4. Tri-glider (1 glider that is 1.5 inches): Composite or polymer gliders are the standard but if you can find stainless steel they are the bestThe one I use is also round metal versus flat which helps the strap slide back and forth through it.

You will also need Various Tri-gliders: Since buttstocks come in a variety of configurations, you will have to figure out how which method is best for attaching the rear end of your 2-Point Tactical Sling to your specific buttstock. You can use para-chord, 1" nylon straps, ALICE pack shoulder straps or any other quick detach mechanisms.

5. Sewing Machine: Don't make your wife, mom or girlfriend sew your sling for you.
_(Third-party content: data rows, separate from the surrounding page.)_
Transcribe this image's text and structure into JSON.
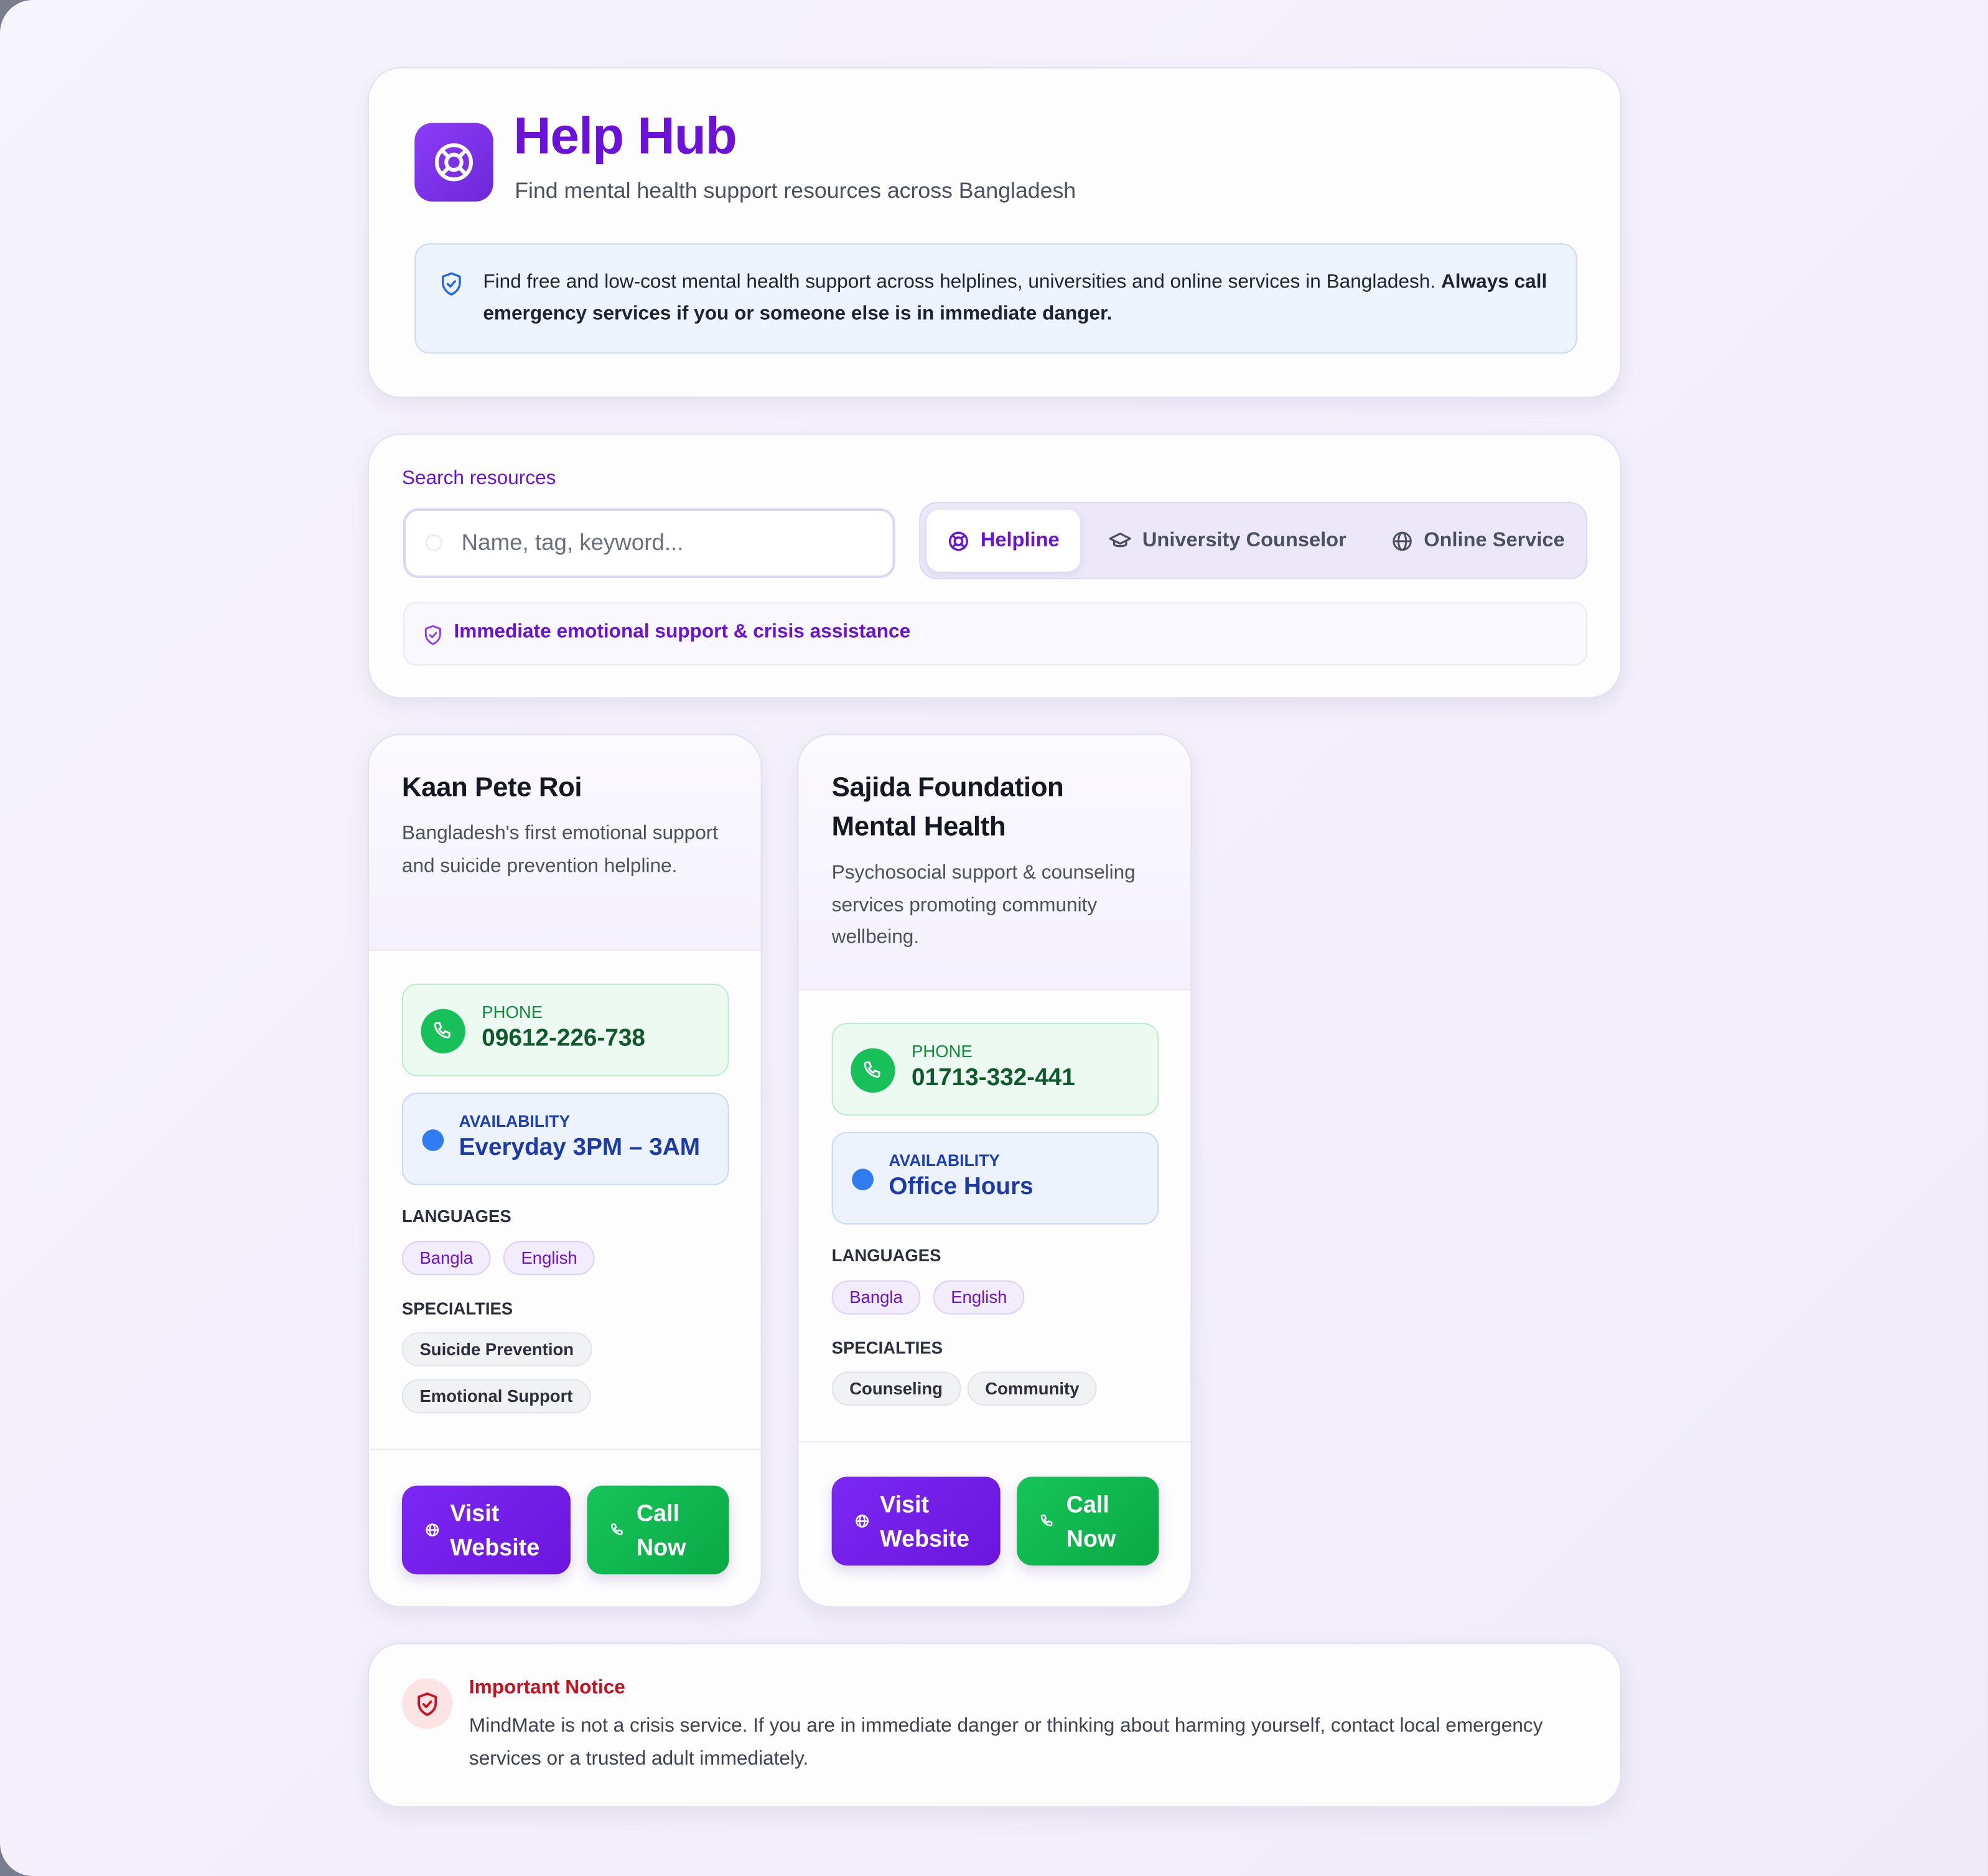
{
  "header": {
    "title": "Help Hub",
    "subtitle": "Find mental health support resources across Bangladesh",
    "logo_icon": "lifebuoy-icon",
    "info_text": "Find free and low-cost mental health support across helplines, universities and online services in Bangladesh. ",
    "info_bold": "Always call emergency services if you or someone else is in immediate danger.",
    "info_icon": "shield-check-icon"
  },
  "search": {
    "label": "Search resources",
    "placeholder": "Name, tag, keyword...",
    "tabs": [
      {
        "label": "Helpline",
        "icon": "lifebuoy-icon",
        "active": true
      },
      {
        "label": "University Counselor",
        "icon": "graduation-cap-icon",
        "active": false
      },
      {
        "label": "Online Service",
        "icon": "globe-icon",
        "active": false
      }
    ],
    "category_text": "Immediate emotional support & crisis assistance"
  },
  "resources": [
    {
      "name": "Kaan Pete Roi",
      "description": "Bangladesh's first emotional support and suicide prevention helpline.",
      "phone_label": "PHONE",
      "phone": "09612-226-738",
      "availability_label": "AVAILABILITY",
      "availability": "Everyday 3PM – 3AM",
      "languages_label": "LANGUAGES",
      "languages": [
        "Bangla",
        "English"
      ],
      "specialties_label": "SPECIALTIES",
      "specialties": [
        "Suicide Prevention",
        "Emotional Support"
      ],
      "website_line1": "Visit",
      "website_line2": "Website",
      "call_line1": "Call",
      "call_line2": "Now"
    },
    {
      "name_line1": "Sajida Foundation",
      "name_line2": "Mental Health",
      "description": "Psychosocial support & counseling services promoting community wellbeing.",
      "phone_label": "PHONE",
      "phone": "01713-332-441",
      "availability_label": "AVAILABILITY",
      "availability": "Office Hours",
      "languages_label": "LANGUAGES",
      "languages": [
        "Bangla",
        "English"
      ],
      "specialties_label": "SPECIALTIES",
      "specialties": [
        "Counseling",
        "Community"
      ],
      "website_line1": "Visit",
      "website_line2": "Website",
      "call_line1": "Call",
      "call_line2": "Now"
    }
  ],
  "notice": {
    "title": "Important Notice",
    "text": "MindMate is not a crisis service. If you are in immediate danger or thinking about harming yourself, contact local emergency services or a trusted adult immediately.",
    "icon": "shield-alert-icon"
  },
  "colors": {
    "brand_purple": "#6b12d9",
    "call_green": "#16c55a",
    "availability_blue": "#2f7df0",
    "notice_red": "#cc0f1c"
  }
}
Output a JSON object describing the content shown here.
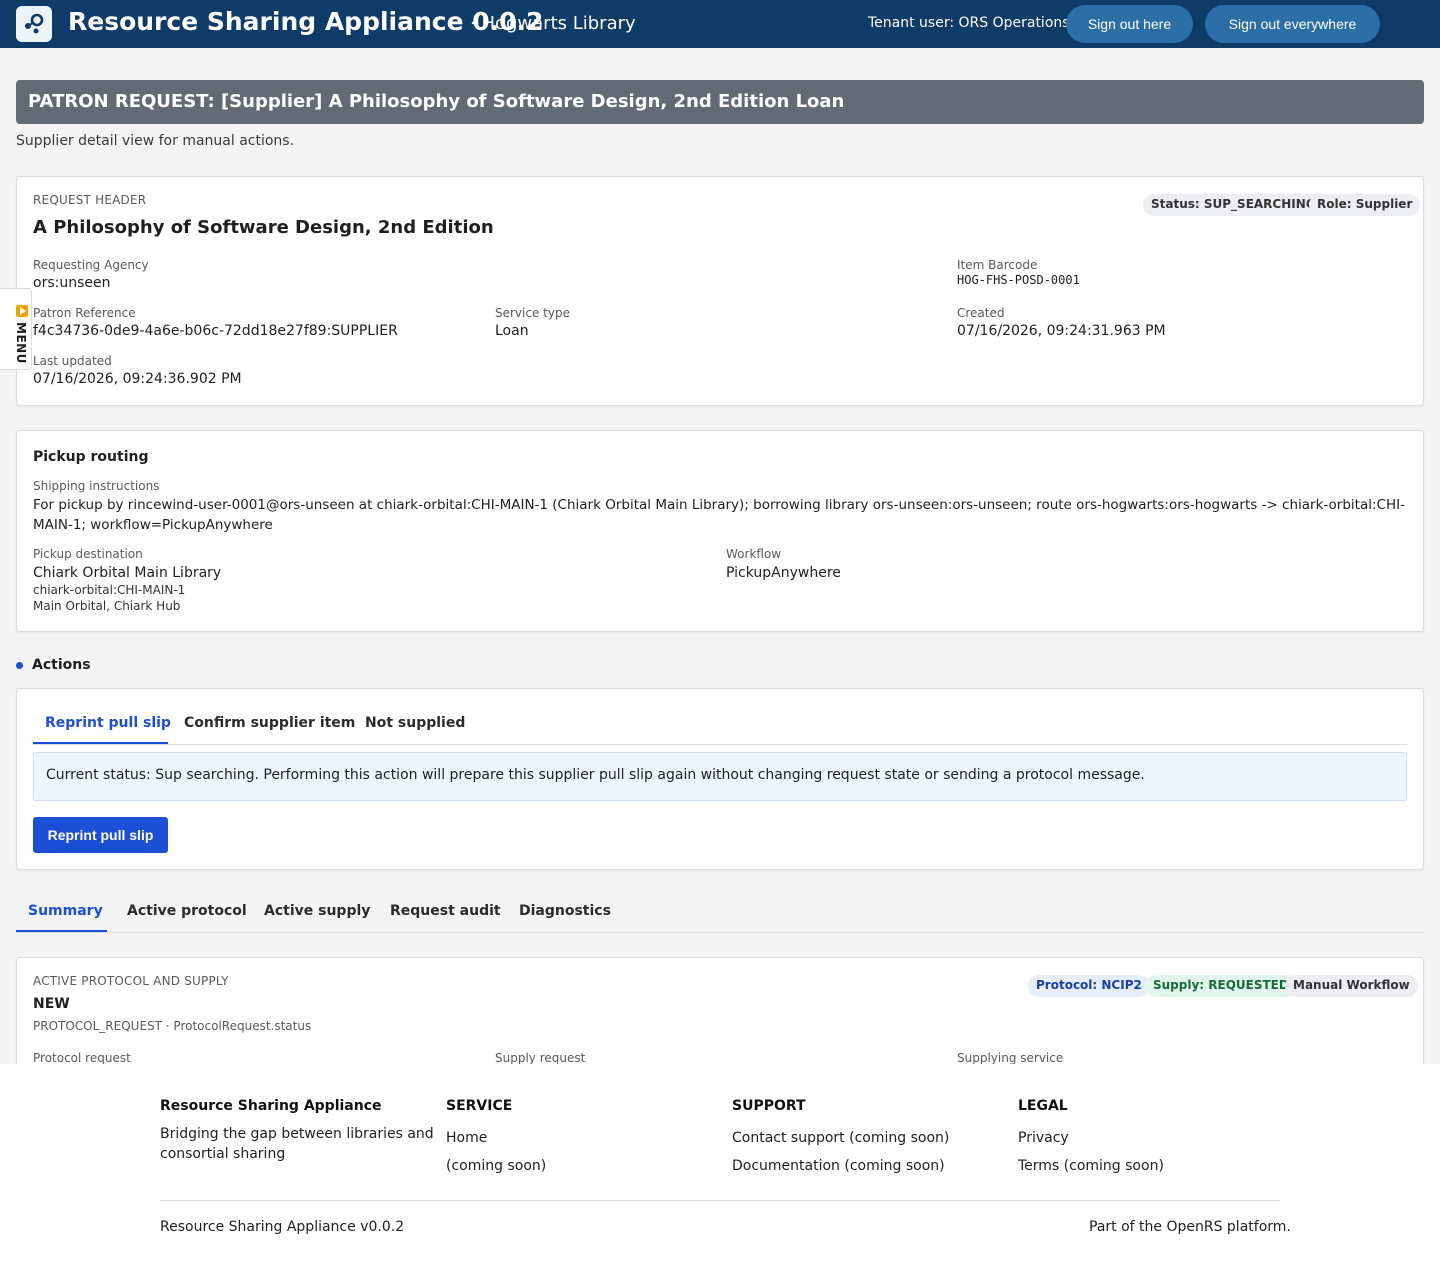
{
  "topbar": {
    "title": "Resource Sharing Appliance 0.0.2",
    "tenant_sep": "· Hogwarts Library",
    "tenant_user": "Tenant user: ORS Operations",
    "signout_here": "Sign out here",
    "signout_everywhere": "Sign out everywhere",
    "logo_icon": "share-nodes-icon"
  },
  "page": {
    "header": "PATRON REQUEST: [Supplier] A Philosophy of Software Design, 2nd Edition Loan",
    "subtitle": "Supplier detail view for manual actions."
  },
  "menu": {
    "label": "MENU",
    "icon": "play-icon"
  },
  "request_header": {
    "section": "REQUEST HEADER",
    "title": "A Philosophy of Software Design, 2nd Edition",
    "status_badge": "Status: SUP_SEARCHING",
    "role_badge": "Role: Supplier",
    "requesting_agency_label": "Requesting Agency",
    "requesting_agency": "ors:unseen",
    "item_barcode_label": "Item Barcode",
    "item_barcode": "HOG-FHS-POSD-0001",
    "patron_reference_label": "Patron Reference",
    "patron_reference": "f4c34736-0de9-4a6e-b06c-72dd18e27f89:SUPPLIER",
    "service_type_label": "Service type",
    "service_type": "Loan",
    "created_label": "Created",
    "created": "07/16/2026, 09:24:31.963 PM",
    "last_updated_label": "Last updated",
    "last_updated": "07/16/2026, 09:24:36.902 PM"
  },
  "pickup": {
    "title": "Pickup routing",
    "shipping_label": "Shipping instructions",
    "shipping_line1": "For pickup by rincewind-user-0001@ors-unseen at chiark-orbital:CHI-MAIN-1 (Chiark Orbital Main Library); borrowing library ors-unseen:ors-unseen; route ors-hogwarts:ors-hogwarts -> chiark-orbital:CHI-",
    "shipping_line2": "MAIN-1; workflow=PickupAnywhere",
    "destination_label": "Pickup destination",
    "destination_name": "Chiark Orbital Main Library",
    "destination_code": "chiark-orbital:CHI-MAIN-1",
    "destination_address": "Main Orbital, Chiark Hub",
    "workflow_label": "Workflow",
    "workflow": "PickupAnywhere"
  },
  "actions": {
    "heading": "Actions",
    "tabs": [
      "Reprint pull slip",
      "Confirm supplier item",
      "Not supplied"
    ],
    "notice": "Current status: Sup searching. Performing this action will prepare this supplier pull slip again without changing request state or sending a protocol message.",
    "button": "Reprint pull slip"
  },
  "detail_tabs": [
    "Summary",
    "Active protocol",
    "Active supply",
    "Request audit",
    "Diagnostics"
  ],
  "summary": {
    "section": "ACTIVE PROTOCOL AND SUPPLY",
    "state": "NEW",
    "source": "PROTOCOL_REQUEST · ProtocolRequest.status",
    "protocol_badge": "Protocol: NCIP2",
    "supply_badge": "Supply: REQUESTED",
    "workflow_badge": "Manual Workflow",
    "col1_label": "Protocol request",
    "col2_label": "Supply request",
    "col3_label": "Supplying service"
  },
  "footer": {
    "brand": "Resource Sharing Appliance",
    "tagline_line1": "Bridging the gap between libraries and",
    "tagline_line2": "consortial sharing",
    "service_title": "SERVICE",
    "service_items": [
      "Home",
      "(coming soon)"
    ],
    "support_title": "SUPPORT",
    "support_items": [
      "Contact support (coming soon)",
      "Documentation (coming soon)"
    ],
    "legal_title": "LEGAL",
    "legal_items": [
      "Privacy",
      "Terms (coming soon)"
    ],
    "version": "Resource Sharing Appliance v0.0.2",
    "platform": "Part of the OpenRS platform."
  },
  "colors": {
    "topbar": "#0f3b68",
    "accent": "#1b4fd6",
    "header_band": "#636a75"
  }
}
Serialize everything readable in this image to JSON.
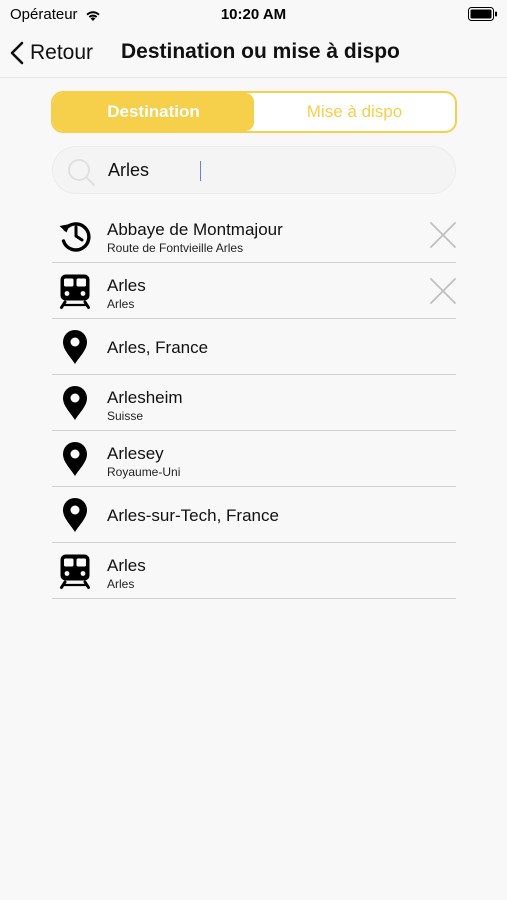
{
  "status": {
    "carrier": "Opérateur",
    "time": "10:20 AM"
  },
  "nav": {
    "back_label": "Retour",
    "title": "Destination ou mise à dispo"
  },
  "segments": [
    {
      "label": "Destination",
      "active": true
    },
    {
      "label": "Mise à dispo",
      "active": false
    }
  ],
  "search": {
    "value": "Arles"
  },
  "results": [
    {
      "icon": "history-icon",
      "name": "Abbaye de Montmajour",
      "subtitle": "Route de Fontvieille Arles",
      "removable": true
    },
    {
      "icon": "train-icon",
      "name": "Arles",
      "subtitle": "Arles",
      "removable": true
    },
    {
      "icon": "location-pin-icon",
      "name": "Arles, France",
      "subtitle": ""
    },
    {
      "icon": "location-pin-icon",
      "name": "Arlesheim",
      "subtitle": "Suisse"
    },
    {
      "icon": "location-pin-icon",
      "name": "Arlesey",
      "subtitle": "Royaume-Uni"
    },
    {
      "icon": "location-pin-icon",
      "name": "Arles-sur-Tech, France",
      "subtitle": ""
    },
    {
      "icon": "train-icon",
      "name": "Arles",
      "subtitle": "Arles"
    }
  ],
  "colors": {
    "accent": "#f6cf4b",
    "background": "#f8f8f8"
  }
}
Sewing is manly, handy to know and relatively easy to do. Remember, perfection is not the goal here. Functionality is what's important. As you can see in the video, the stitches I make are less than perfect but are durable and, most importantly, they get the job done. I would recommend borrowing a sewing machine from a family member or friend if you don't own one, especially if you don't plan on sewing a lot.

6. Dual Duty Heavy Polyester Thread: This is strong multipurpose thread that is resilient to rot and UV radiation. It creates strong, durable seams with greater resiliency. I purchased mine at Jo-Ann Fabrics but you can also purchase it at Michaels or WalMart. Jo-Ann Fabrics and Michaels will have greater color selections and they usually have 40% or 50% off coupons (online).